[Entries from a dataset of interfaces]
☆ ☆ ☆ ☆ ☆

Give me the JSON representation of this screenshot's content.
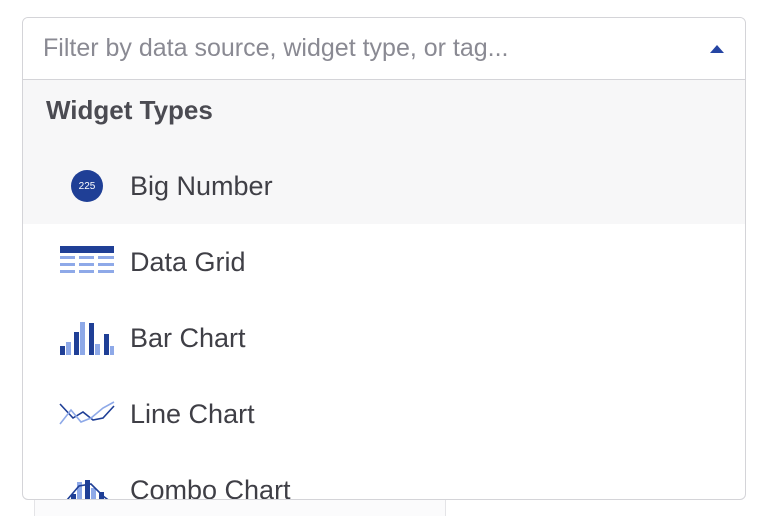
{
  "filter": {
    "placeholder": "Filter by data source, widget type, or tag..."
  },
  "group": {
    "title": "Widget Types"
  },
  "items": [
    {
      "label": "Big Number",
      "icon": "big-number-icon",
      "icon_text": "225",
      "highlighted": true
    },
    {
      "label": "Data Grid",
      "icon": "data-grid-icon"
    },
    {
      "label": "Bar Chart",
      "icon": "bar-chart-icon"
    },
    {
      "label": "Line Chart",
      "icon": "line-chart-icon"
    },
    {
      "label": "Combo Chart",
      "icon": "combo-chart-icon"
    }
  ],
  "colors": {
    "accent_dark": "#1f3f96",
    "accent_light": "#8ea9e8",
    "caret": "#2545a3"
  }
}
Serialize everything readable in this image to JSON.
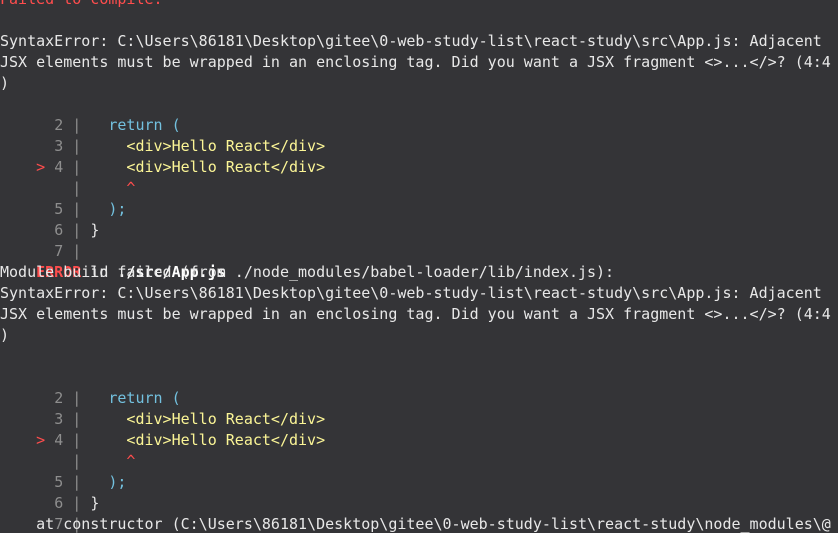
{
  "header": {
    "failed_text": "Failed to compile."
  },
  "first_error": {
    "message_line1": "SyntaxError: C:\\Users\\86181\\Desktop\\gitee\\0-web-study-list\\react-study\\src\\App.js: Adjacent",
    "message_line2": "JSX elements must be wrapped in an enclosing tag. Did you want a JSX fragment <>...</>? (4:4",
    "message_line3": ")"
  },
  "code_frame": {
    "rows": [
      {
        "marker": " ",
        "num": "2",
        "code": "  return ("
      },
      {
        "marker": " ",
        "num": "3",
        "code": "    <div>Hello React</div>"
      },
      {
        "marker": ">",
        "num": "4",
        "code": "    <div>Hello React</div>"
      },
      {
        "marker": " ",
        "num": " ",
        "code": "    ^"
      },
      {
        "marker": " ",
        "num": "5",
        "code": "  );"
      },
      {
        "marker": " ",
        "num": "6",
        "code": "}"
      },
      {
        "marker": " ",
        "num": "7",
        "code": ""
      }
    ]
  },
  "second_error": {
    "label": "ERROR",
    "in_word": " in ",
    "file": "./src/App.js",
    "module_build": "Module build failed (from ./node_modules/babel-loader/lib/index.js):",
    "message_line1": "SyntaxError: C:\\Users\\86181\\Desktop\\gitee\\0-web-study-list\\react-study\\src\\App.js: Adjacent",
    "message_line2": "JSX elements must be wrapped in an enclosing tag. Did you want a JSX fragment <>...</>? (4:4",
    "message_line3": ")"
  },
  "stack": {
    "line": "    at constructor (C:\\Users\\86181\\Desktop\\gitee\\0-web-study-list\\react-study\\node_modules\\@"
  }
}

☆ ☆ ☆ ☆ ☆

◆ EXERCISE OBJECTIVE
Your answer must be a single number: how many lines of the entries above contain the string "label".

◆ OUTPUT OF THE TASK
6